Quality of execution is more important than the speed it is conducted at.

Speed Training Drills

The following drills can be used to improve the various aspects of hurdling speed.

  • Reduce the distance between the hurdles. This will work particularly on leg speed between the hurdles and will simulate the effects of a tail wind. The normal pattern of three strides between the hurdles should be maintained
  • Increase the approach to the first hurdle. Instead of using the usual 7 or 8 stride approach this should be extended to 12 or 13 strides
  • Increase the distance between the hurdles and increase the number of strides between the hurdles. Spacing should allow 5 or 7 fast strides. The actual spacing will have to be worked out for each individual athlete. This type of work ensures that the athlete is moving faster at the hurdle than normal
  • Lower the hurdles. This enables the athlete to work on the rhythm between the hurdles and on leg speed
  • Remove hurdle 5 or 6 from the full set of 10. The athlete will use a normal stride pattern up to the gap, 7 strides in the gap and a fast normal pattern for the rest of the run. This enables the athlete to simulate the leg speed and clearance speed of the final four or five hurdles
  • Increase the number of hurdles. Sprint hurdlers should occasionally train over 11 or even 12 hurdles at normal spacing

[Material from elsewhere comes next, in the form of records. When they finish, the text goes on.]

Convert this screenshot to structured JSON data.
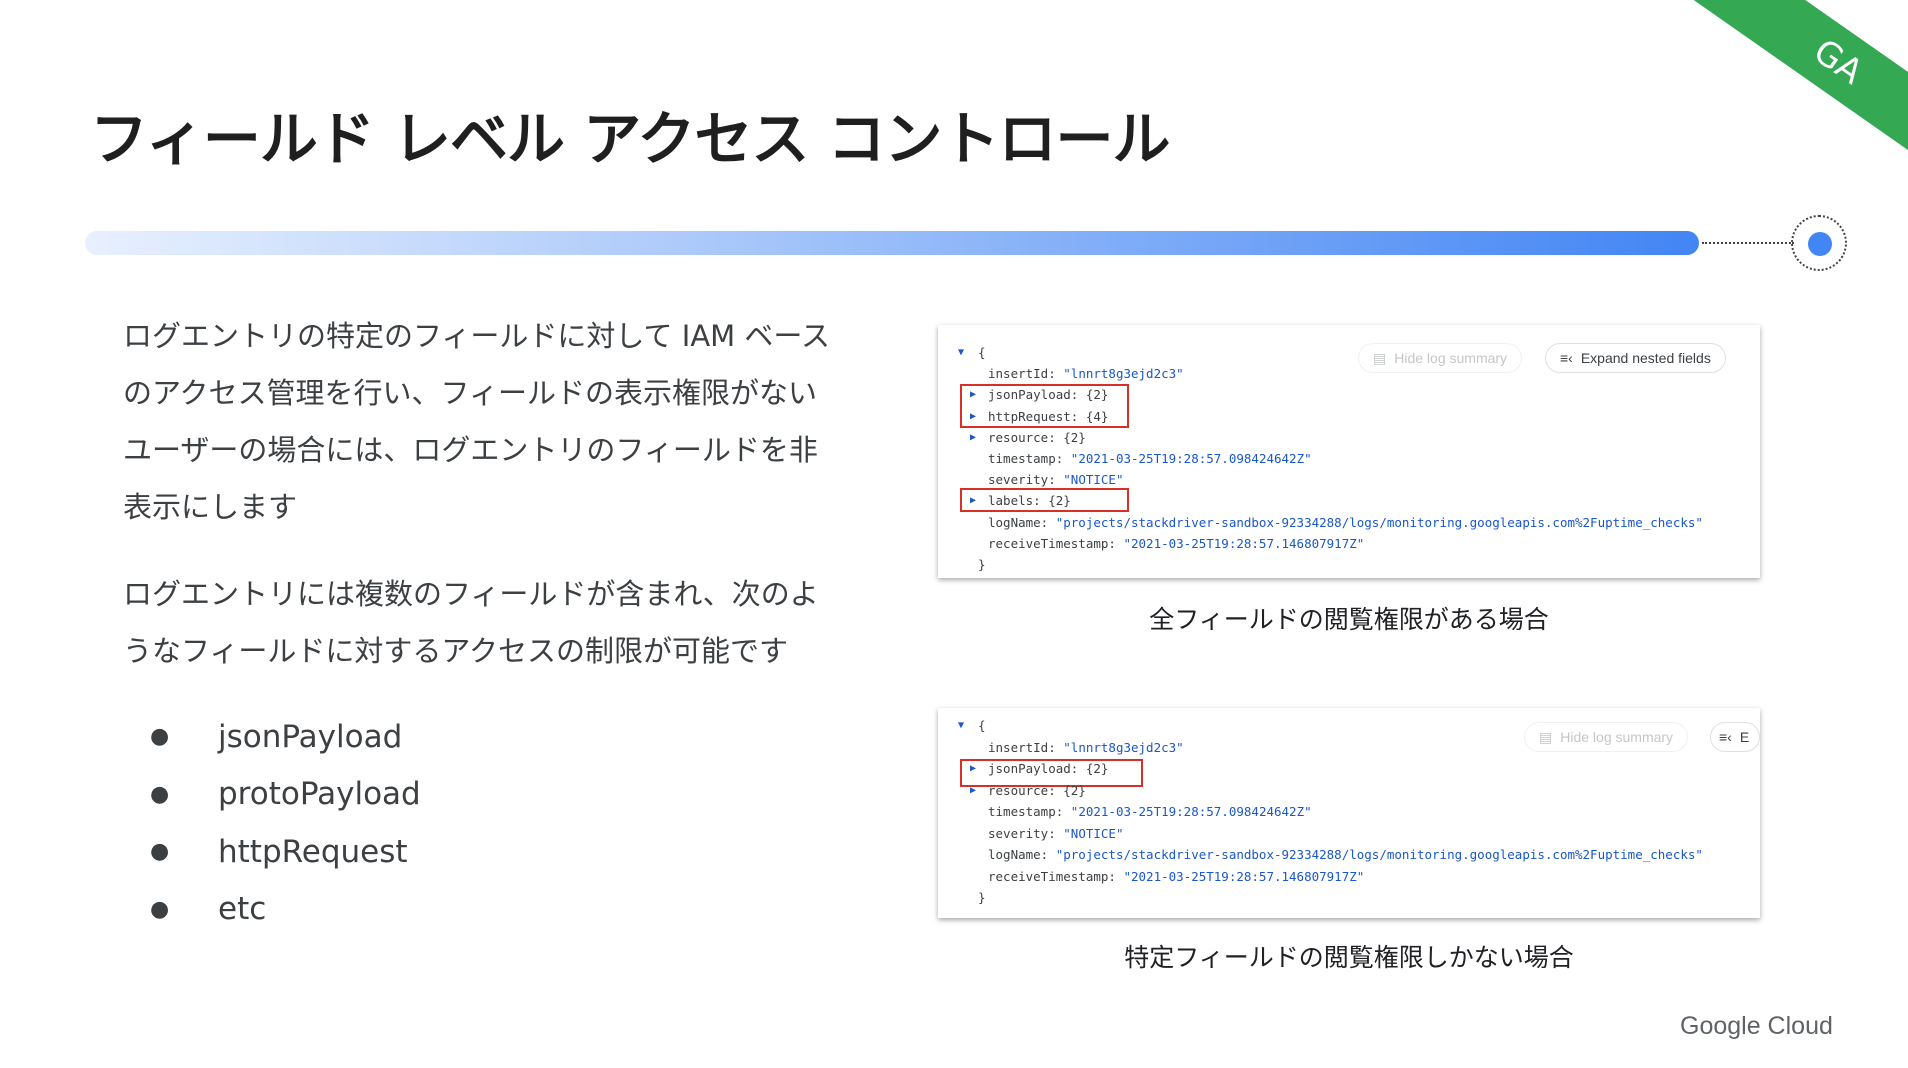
{
  "title": "フィールド レベル アクセス コントロール",
  "badge": "GA",
  "paragraph1": [
    "ログエントリの特定のフィールドに対して IAM ベース",
    "のアクセス管理を行い、フィールドの表示権限がない",
    "ユーザーの場合には、ログエントリのフィールドを非",
    "表示にします"
  ],
  "paragraph2": [
    "ログエントリには複数のフィールドが含まれ、次のよ",
    "うなフィールドに対するアクセスの制限が可能です"
  ],
  "bullets": [
    "jsonPayload",
    "protoPayload",
    "httpRequest",
    "etc"
  ],
  "panel1": {
    "hide_summary": "Hide log summary",
    "expand_nested": "Expand nested fields",
    "lines": [
      {
        "k": "{",
        "v": "",
        "arrow": "down"
      },
      {
        "k": "insertId: ",
        "v": "\"lnnrt8g3ejd2c3\""
      },
      {
        "k": "jsonPayload: {2}",
        "v": "",
        "arrow": "right"
      },
      {
        "k": "httpRequest: {4}",
        "v": "",
        "arrow": "right"
      },
      {
        "k": "resource: {2}",
        "v": "",
        "arrow": "right"
      },
      {
        "k": "timestamp: ",
        "v": "\"2021-03-25T19:28:57.098424642Z\""
      },
      {
        "k": "severity: ",
        "v": "\"NOTICE\""
      },
      {
        "k": "labels: {2}",
        "v": "",
        "arrow": "right"
      },
      {
        "k": "logName: ",
        "v": "\"projects/stackdriver-sandbox-92334288/logs/monitoring.googleapis.com%2Fuptime_checks\""
      },
      {
        "k": "receiveTimestamp: ",
        "v": "\"2021-03-25T19:28:57.146807917Z\""
      },
      {
        "k": "}",
        "v": ""
      }
    ],
    "caption": "全フィールドの閲覧権限がある場合"
  },
  "panel2": {
    "hide_summary": "Hide log summary",
    "expand_nested": "E",
    "lines": [
      {
        "k": "{",
        "v": "",
        "arrow": "down"
      },
      {
        "k": "insertId: ",
        "v": "\"lnnrt8g3ejd2c3\""
      },
      {
        "k": "jsonPayload: {2}",
        "v": "",
        "arrow": "right"
      },
      {
        "k": "resource: {2}",
        "v": "",
        "arrow": "right"
      },
      {
        "k": "timestamp: ",
        "v": "\"2021-03-25T19:28:57.098424642Z\""
      },
      {
        "k": "severity: ",
        "v": "\"NOTICE\""
      },
      {
        "k": "logName: ",
        "v": "\"projects/stackdriver-sandbox-92334288/logs/monitoring.googleapis.com%2Fuptime_checks\""
      },
      {
        "k": "receiveTimestamp: ",
        "v": "\"2021-03-25T19:28:57.146807917Z\""
      },
      {
        "k": "}",
        "v": ""
      }
    ],
    "caption": "特定フィールドの閲覧権限しかない場合"
  },
  "footer": "Google Cloud",
  "colors": {
    "accent": "#4285f4",
    "badge": "#34a853",
    "highlight": "#d93025"
  }
}
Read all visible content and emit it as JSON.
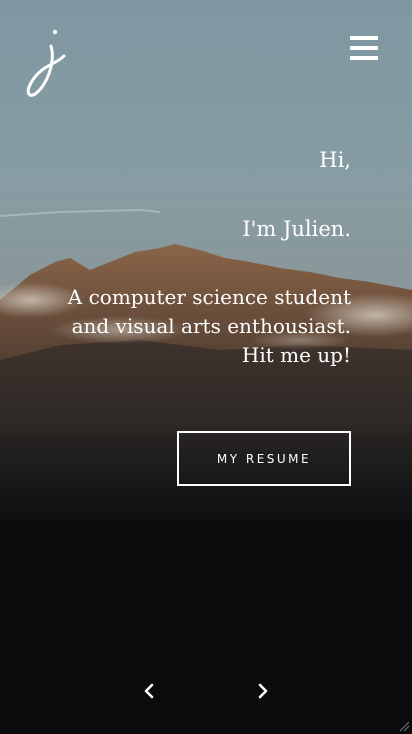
{
  "hero": {
    "greeting": "Hi,",
    "name_line": "I'm Julien.",
    "tagline_lines": [
      "A computer science student",
      "and visual arts enthousiast.",
      "Hit me up!"
    ]
  },
  "cta": {
    "resume_label": "MY RESUME"
  },
  "icons": {
    "logo": "j-monogram-logo",
    "menu": "hamburger-menu-icon",
    "prev": "chevron-left-icon",
    "next": "chevron-right-icon"
  },
  "colors": {
    "text": "#ffffff",
    "sky": "#7f97a1",
    "night": "#0b0b0e",
    "mountain": "#7d5a43"
  }
}
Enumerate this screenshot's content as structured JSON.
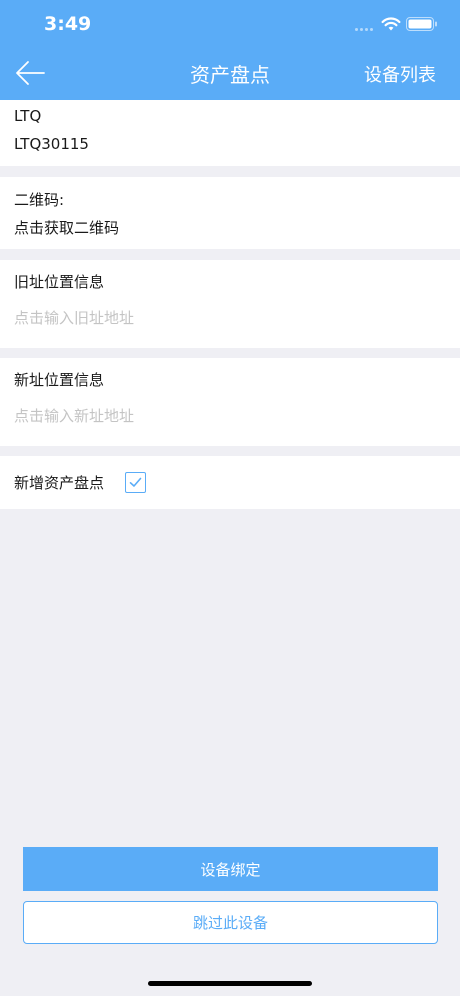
{
  "status_bar": {
    "time": "3:49",
    "icons": [
      "signal-dots-icon",
      "wifi-icon",
      "battery-icon"
    ]
  },
  "nav": {
    "back_icon": "back-arrow-icon",
    "title": "资产盘点",
    "right_action": "设备列表"
  },
  "device": {
    "name": "LTQ",
    "code": "LTQ30115"
  },
  "qrcode": {
    "label": "二维码:",
    "action": "点击获取二维码"
  },
  "old_location": {
    "label": "旧址位置信息",
    "placeholder": "点击输入旧址地址"
  },
  "new_location": {
    "label": "新址位置信息",
    "placeholder": "点击输入新址地址"
  },
  "new_asset": {
    "label": "新增资产盘点",
    "checked": true
  },
  "buttons": {
    "bind": "设备绑定",
    "skip": "跳过此设备"
  },
  "colors": {
    "accent": "#5aacf7",
    "background": "#efeff4",
    "placeholder": "#c4c4c4"
  }
}
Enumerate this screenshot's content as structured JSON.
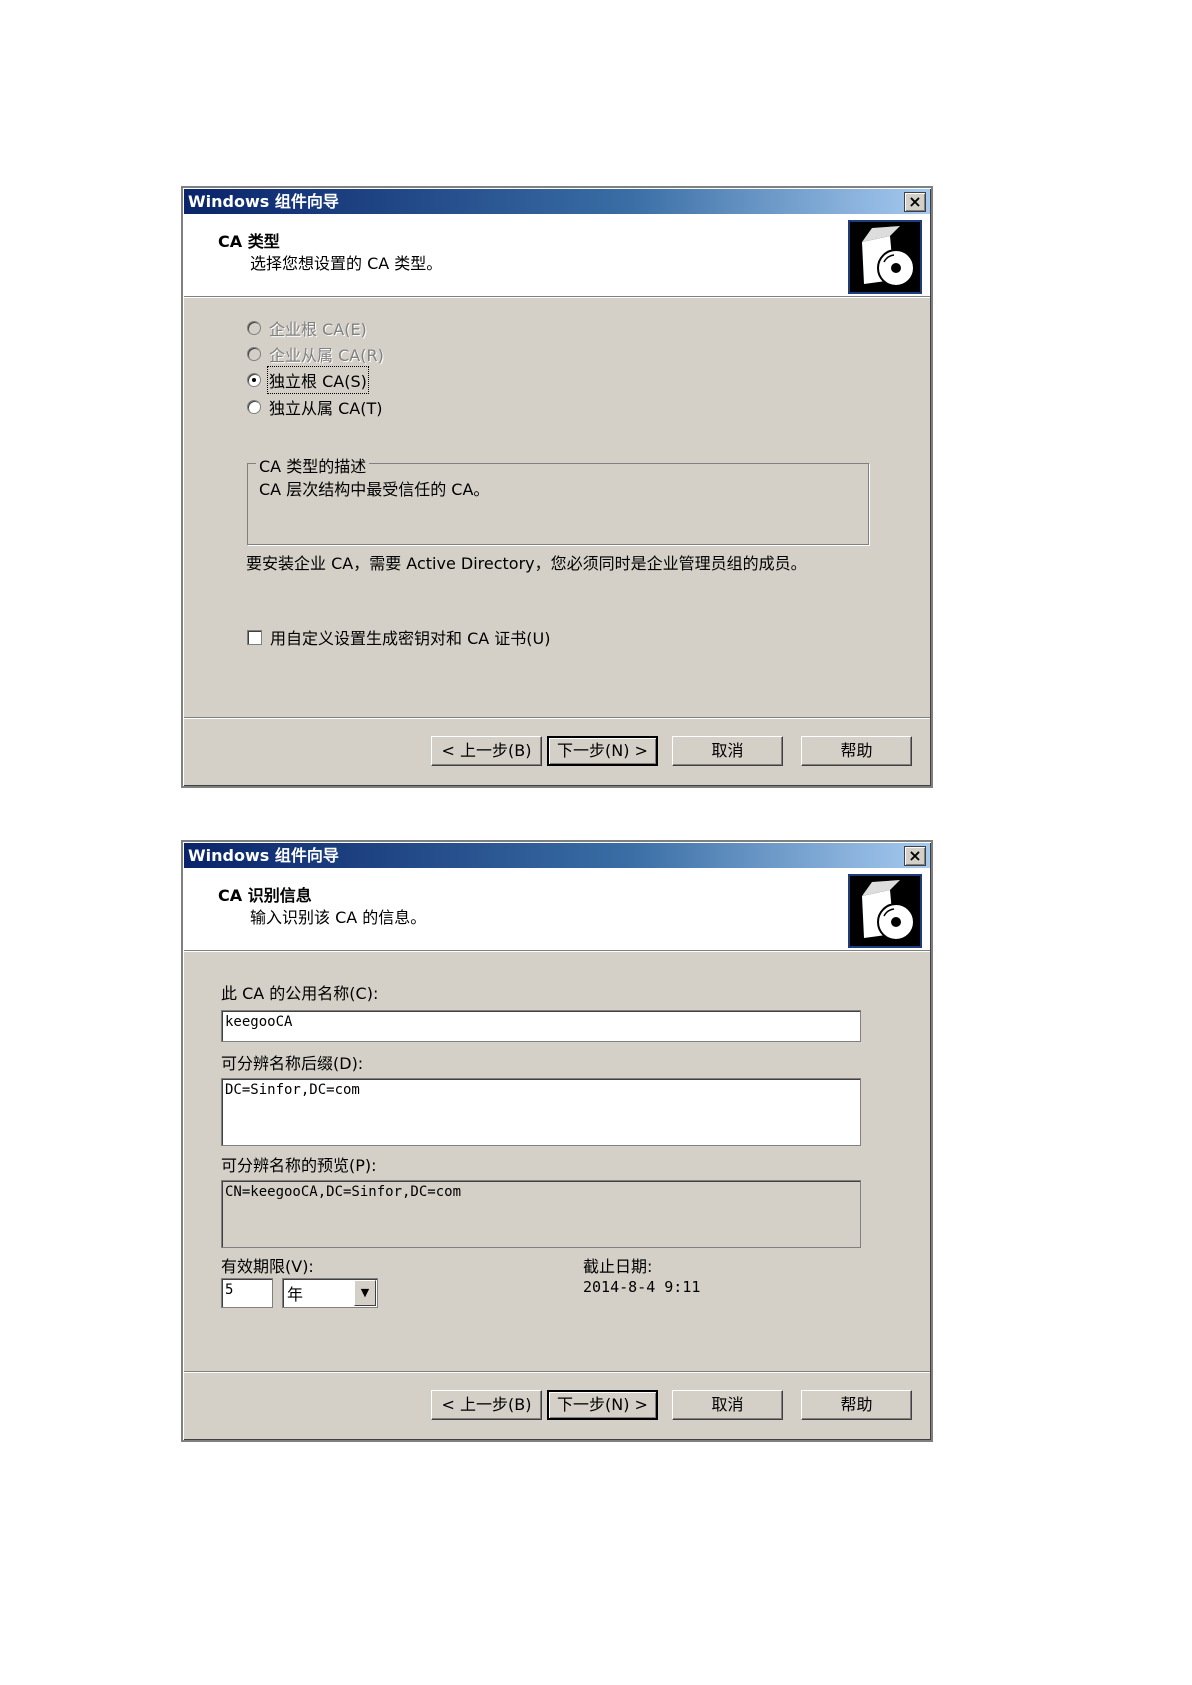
{
  "dialog1": {
    "title": "Windows 组件向导",
    "close": "×",
    "header_title": "CA 类型",
    "header_subtitle": "选择您想设置的 CA 类型。",
    "options": [
      {
        "label": "企业根 CA(E)",
        "enabled": false,
        "checked": false
      },
      {
        "label": "企业从属 CA(R)",
        "enabled": false,
        "checked": false
      },
      {
        "label": "独立根 CA(S)",
        "enabled": true,
        "checked": true
      },
      {
        "label": "独立从属 CA(T)",
        "enabled": true,
        "checked": false
      }
    ],
    "group_label": "CA 类型的描述",
    "group_text": "CA 层次结构中最受信任的 CA。",
    "note": "要安装企业 CA，需要 Active Directory，您必须同时是企业管理员组的成员。",
    "checkbox_label": "用自定义设置生成密钥对和 CA 证书(U)",
    "buttons": {
      "back": "< 上一步(B)",
      "next": "下一步(N) >",
      "cancel": "取消",
      "help": "帮助"
    }
  },
  "dialog2": {
    "title": "Windows 组件向导",
    "close": "×",
    "header_title": "CA 识别信息",
    "header_subtitle": "输入识别该 CA 的信息。",
    "common_name_label": "此 CA 的公用名称(C):",
    "common_name_value": "keegooCA",
    "dn_suffix_label": "可分辨名称后缀(D):",
    "dn_suffix_value": "DC=Sinfor,DC=com",
    "preview_label": "可分辨名称的预览(P):",
    "preview_value": "CN=keegooCA,DC=Sinfor,DC=com",
    "validity_label": "有效期限(V):",
    "validity_value": "5",
    "validity_unit": "年",
    "expiry_label": "截止日期:",
    "expiry_value": "2014-8-4 9:11",
    "buttons": {
      "back": "< 上一步(B)",
      "next": "下一步(N) >",
      "cancel": "取消",
      "help": "帮助"
    }
  }
}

Rules of Competition

The competition rules for this event can be obtained from:


Page Reference

The reference for this page is:

  • MACKENZIE, B. (2001) Sprint Hurdle Drills [WWW] Available from: http://www.brianmac.co.uk/hurdles/drills.htm [Accessed

Related Pages

The following Sports Coach pages provide additional information on this topic:

Associated Books

The following books provide more information related to this topic:

  • How to Teach Track Events, M. Arnold
  • Sprinting and Hurdling, Peter Warden